The poetic spirit can be found in any human endeavor. It may be vibrantly active in the heart of a scientist engaged in research in the awed pursuit of truth. When the spirit of poetry lives within us, even objects do not appear as mere things; our eyes are trained on an inner spiritual reality. A flower is not just a flower. The moon is no mere clump of matter floating in the skies. Our gaze fixed on a flower or the moon, we intuitively perceive the unfathomable bonds that link us to the world.

In this sense, children are poets by nature, by birth. Treasuring and nurturing their poetic hearts, enabling them to grow, will also lead adults into realms of fresh discovery. We do not, after all, exist simply to fulfill desires. Real happiness is not found in more possessions, but through creating a harmony with the world at the core of our being.

The poetic spirit has the power to “retune” and reconnect a discordant, divided world. True poets stand firm, rooted in life’s complex, conflicted, and fissured reality. Harm done to anyone, anywhere, causes agony in the poet’s heart. Yet, the poet intrepidly steps forward to offer people words of courage and hope, seeking to share a perspective—one step deeper, one step higher—that enables them to perceive the enduring spiritual realities of our lives.

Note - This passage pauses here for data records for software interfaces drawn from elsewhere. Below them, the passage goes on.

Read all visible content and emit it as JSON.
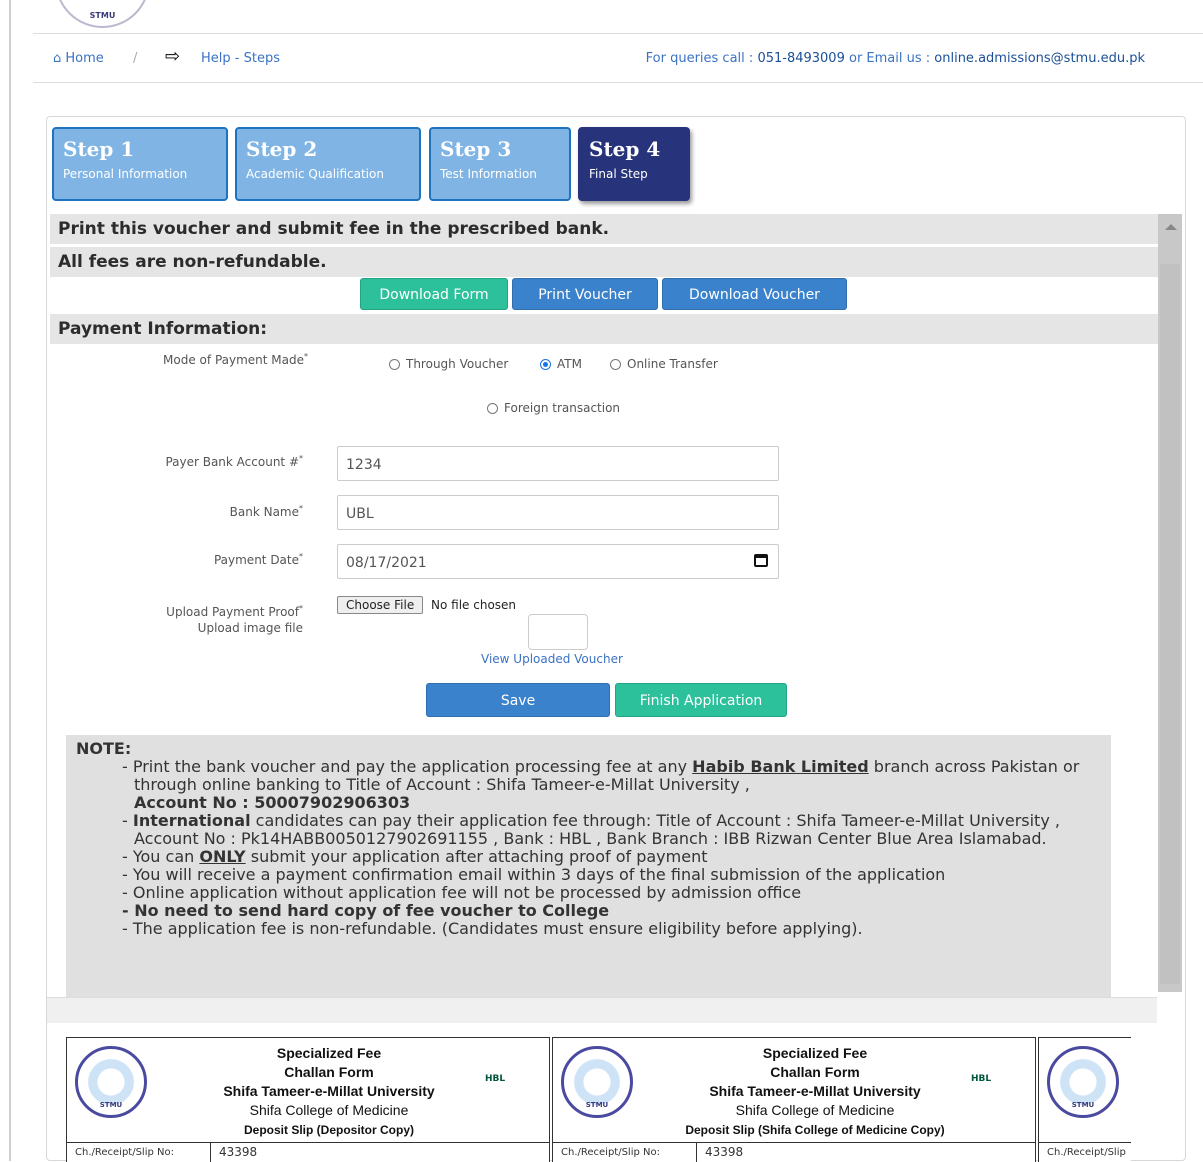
{
  "header": {
    "logo_text": "STMU",
    "breadcrumb": {
      "home": "Home",
      "separator": "/",
      "current": "Help - Steps"
    },
    "queries_prefix": "For queries call :",
    "phone": "051-8493009",
    "email_prefix": "or Email us :",
    "email": "online.admissions@stmu.edu.pk"
  },
  "steps": [
    {
      "title": "Step 1",
      "subtitle": "Personal Information"
    },
    {
      "title": "Step 2",
      "subtitle": "Academic Qualification"
    },
    {
      "title": "Step 3",
      "subtitle": "Test Information"
    },
    {
      "title": "Step 4",
      "subtitle": "Final Step"
    }
  ],
  "banners": {
    "print_notice": "Print this voucher and submit fee in the prescribed bank.",
    "nonrefundable": "All fees are non-refundable.",
    "payment_info": "Payment Information:"
  },
  "buttons": {
    "download_form": "Download Form",
    "print_voucher": "Print Voucher",
    "download_voucher": "Download Voucher",
    "save": "Save",
    "finish": "Finish Application",
    "choose_file": "Choose File"
  },
  "form": {
    "mode_label": "Mode of Payment Made",
    "payment_modes": [
      "Through Voucher",
      "ATM",
      "Online Transfer",
      "Foreign transaction"
    ],
    "selected_mode": "ATM",
    "account_label": "Payer Bank Account #",
    "account_value": "1234",
    "bank_label": "Bank Name",
    "bank_value": "UBL",
    "date_label": "Payment Date",
    "date_value": "08/17/2021",
    "upload_label": "Upload Payment Proof",
    "upload_sub": "Upload image file",
    "no_file": "No file chosen",
    "view_link": "View Uploaded Voucher"
  },
  "note": {
    "heading": "NOTE:",
    "l1a": "- Print the bank voucher and pay the application processing fee at any ",
    "l1bank": "Habib Bank Limited",
    "l1b": " branch across Pakistan or through online banking to Title of Account : Shifa Tameer-e-Millat University ,",
    "l1acct": "Account No : 50007902906303",
    "l2a": "International",
    "l2b": " candidates can pay their application fee through: Title of Account : Shifa Tameer-e-Millat University , Account No : Pk14HABB0050127902691155 , Bank : HBL , Bank Branch : IBB Rizwan Center Blue Area Islamabad.",
    "l3a": "- You can ",
    "l3only": "ONLY",
    "l3b": " submit your application after attaching proof of payment",
    "l4": "- You will receive a payment confirmation email within 3 days of the final submission of the application",
    "l5": "- Online application without application fee will not be processed by admission office",
    "l6": "- No need to send hard copy of fee voucher to College",
    "l7": "- The application fee is non-refundable. (Candidates must ensure eligibility before applying)."
  },
  "vouchers": [
    {
      "t1": "Specialized Fee",
      "t2": "Challan Form",
      "t3": "Shifa Tameer-e-Millat University",
      "t4": "Shifa College of Medicine",
      "t5": "Deposit Slip (Depositor Copy)",
      "bank": "HBL",
      "slip_label": "Ch./Receipt/Slip No:",
      "slip_no": "43398"
    },
    {
      "t1": "Specialized Fee",
      "t2": "Challan Form",
      "t3": "Shifa Tameer-e-Millat University",
      "t4": "Shifa College of Medicine",
      "t5": "Deposit Slip (Shifa College of Medicine Copy)",
      "bank": "HBL",
      "slip_label": "Ch./Receipt/Slip No:",
      "slip_no": "43398"
    },
    {
      "slip_label": "Ch./Receipt/Slip"
    }
  ]
}
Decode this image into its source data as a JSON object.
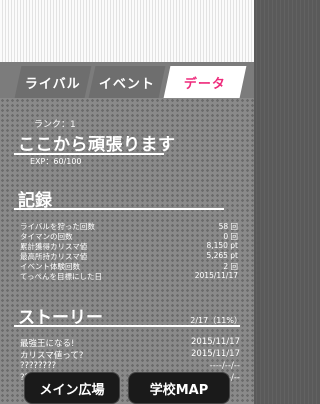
{
  "tabs": [
    "ライバル",
    "イベント",
    "データ"
  ],
  "rank_label": "ランク：1",
  "motto": "ここから頑張ります",
  "exp": "EXP：60/100",
  "record_heading": "記録",
  "records": [
    {
      "label": "ライバルを狩った回数",
      "value": "58 回"
    },
    {
      "label": "タイマンの回数",
      "value": "0 回"
    },
    {
      "label": "累計獲得カリスマ値",
      "value": "8,150 pt"
    },
    {
      "label": "最高所持カリスマ値",
      "value": "5,265 pt"
    },
    {
      "label": "イベント体験回数",
      "value": "2 回"
    },
    {
      "label": "てっぺんを目標にした日",
      "value": "2015/11/17"
    }
  ],
  "story_heading": "ストーリー",
  "story_progress": "2/17（11%）",
  "stories": [
    {
      "label": "最強王になる!",
      "value": "2015/11/17"
    },
    {
      "label": "カリスマ値って?",
      "value": "2015/11/17"
    },
    {
      "label": "????????",
      "value": "----/--/--"
    },
    {
      "label": "????????",
      "value": "----/--/--"
    }
  ],
  "buttons": [
    "メイン広場",
    "学校MAP"
  ]
}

Now more than ever, we need the thunderous, rousing voice of poetry. We need the poet’s impassioned songs of peace, of the shared and mutually supportive existence of all things. We need to reawaken the poetic spirit within us, the youthful, vital energy and wisdom that enable us to live to the fullest. We must all be poets.

Our planet is scarred and damaged, its ecosystems threatened with collapse. We must shade and protect Earth with “leaves of language” arising from the depths of life. Modern civilization will be healthy only when the poetic spirit regains its rightful place.

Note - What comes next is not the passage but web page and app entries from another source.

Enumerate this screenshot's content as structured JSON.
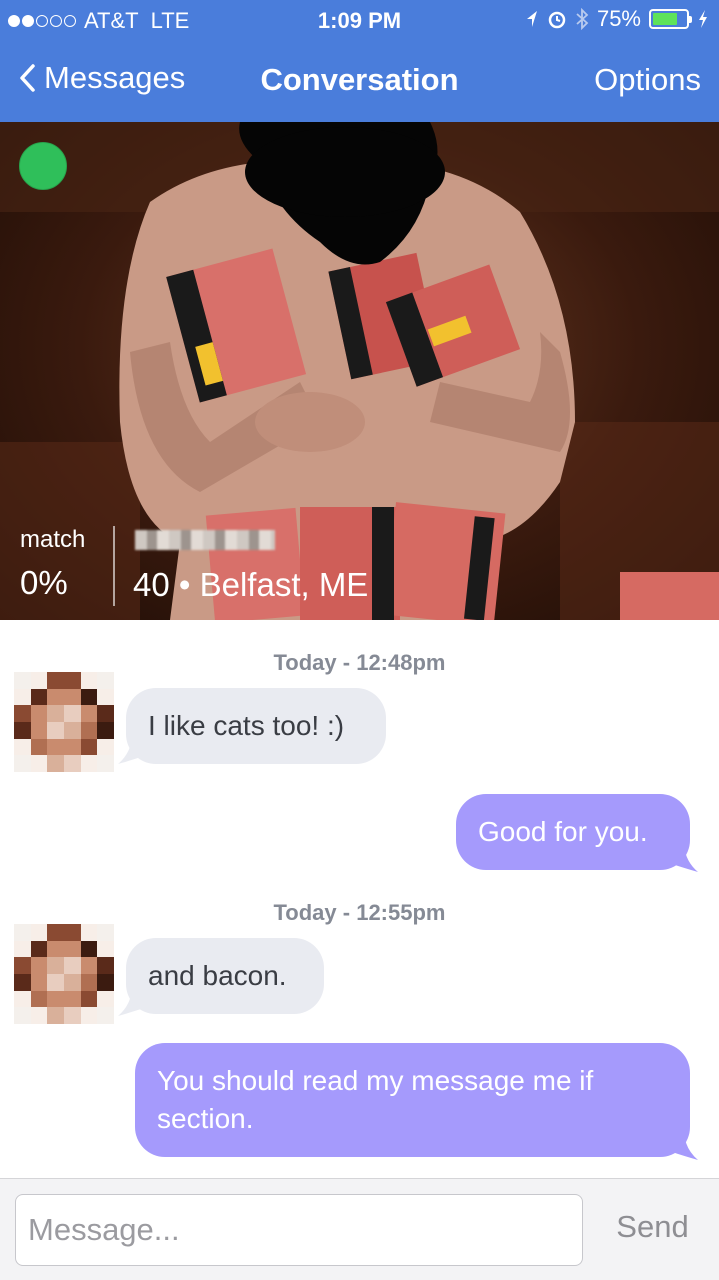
{
  "status_bar": {
    "carrier": "AT&T",
    "network": "LTE",
    "time": "1:09 PM",
    "battery": "75%",
    "battery_level": 0.75,
    "signal_bars": 2
  },
  "nav": {
    "back_label": "Messages",
    "title": "Conversation",
    "options_label": "Options"
  },
  "profile": {
    "online": true,
    "match_label": "match",
    "match_value": "0%",
    "age_location": "40 • Belfast, ME"
  },
  "messages": [
    {
      "timestamp": "Today - 12:48pm"
    },
    {
      "direction": "incoming",
      "text": "I like cats too! :)"
    },
    {
      "direction": "outgoing",
      "text": "Good for you."
    },
    {
      "timestamp": "Today - 12:55pm"
    },
    {
      "direction": "incoming",
      "text": "and bacon."
    },
    {
      "direction": "outgoing",
      "text": "You should read my message me if section."
    }
  ],
  "composer": {
    "placeholder": "Message...",
    "send_label": "Send"
  },
  "colors": {
    "header": "#4a7ddb",
    "incoming_bubble": "#e9ebf1",
    "outgoing_bubble": "#a59afc",
    "online": "#2fbf5a"
  }
}
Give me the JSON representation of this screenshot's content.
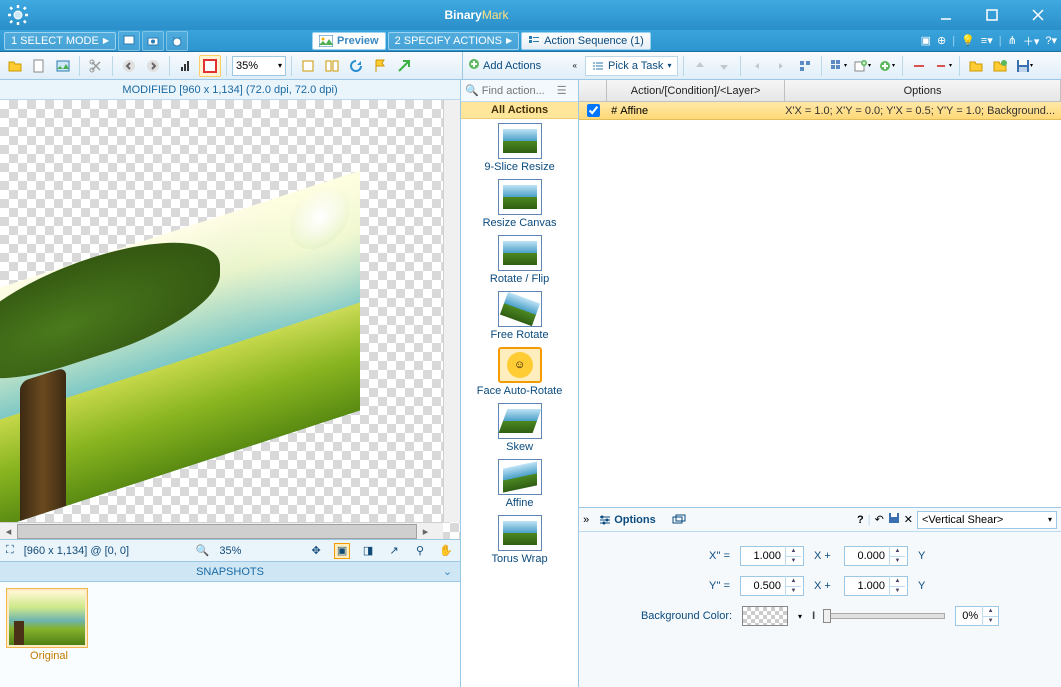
{
  "titlebar": {
    "brand_a": "Binary",
    "brand_b": "Mark"
  },
  "ribbon": {
    "step1": "1  SELECT MODE",
    "preview": "Preview",
    "step2": "2  SPECIFY ACTIONS",
    "sequence": "Action Sequence (1)"
  },
  "toolbar_left": {
    "zoom": "35%"
  },
  "preview": {
    "header": "MODIFIED [960 x 1,134] (72.0 dpi, 72.0 dpi)",
    "status_dims": "[960 x 1,134] @ [0, 0]",
    "status_zoom": "35%"
  },
  "snapshots": {
    "title": "SNAPSHOTS",
    "thumb_label": "Original"
  },
  "action_panel": {
    "search_placeholder": "Find action...",
    "all_actions": "All Actions",
    "add_actions": "Add Actions",
    "pick_task": "Pick a Task",
    "items": [
      {
        "label": "9-Slice Resize"
      },
      {
        "label": "Resize Canvas"
      },
      {
        "label": "Rotate / Flip"
      },
      {
        "label": "Free Rotate"
      },
      {
        "label": "Face Auto-Rotate"
      },
      {
        "label": "Skew"
      },
      {
        "label": "Affine"
      },
      {
        "label": "Torus Wrap"
      }
    ]
  },
  "grid": {
    "col_action": "Action/[Condition]/<Layer>",
    "col_options": "Options",
    "row_name": "Affine",
    "row_opts": "X'X = 1.0; X'Y = 0.0; Y'X = 0.5; Y'Y = 1.0; Background..."
  },
  "options": {
    "tab_label": "Options",
    "preset": "<Vertical Shear>",
    "xprime": "X'' =",
    "yprime": "Y'' =",
    "x_plus": "X +",
    "y_suffix": "Y",
    "v_xx": "1.000",
    "v_xy": "0.000",
    "v_yx": "0.500",
    "v_yy": "1.000",
    "bg_label": "Background Color:",
    "bg_pct": "0%"
  }
}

From an essay titled “Restoring Our Connections with the World,” published in The Japan Times, October 12, 2006.

The Wisdom for Creating Happiness and Peace brings together selections from President Ikeda’s works on key themes.

  • *1Edwin A. Cranston, A Waka Anthology, Volume One: The Gem-Glistening Cup (California: Stanford University Press, 1993), p. 236.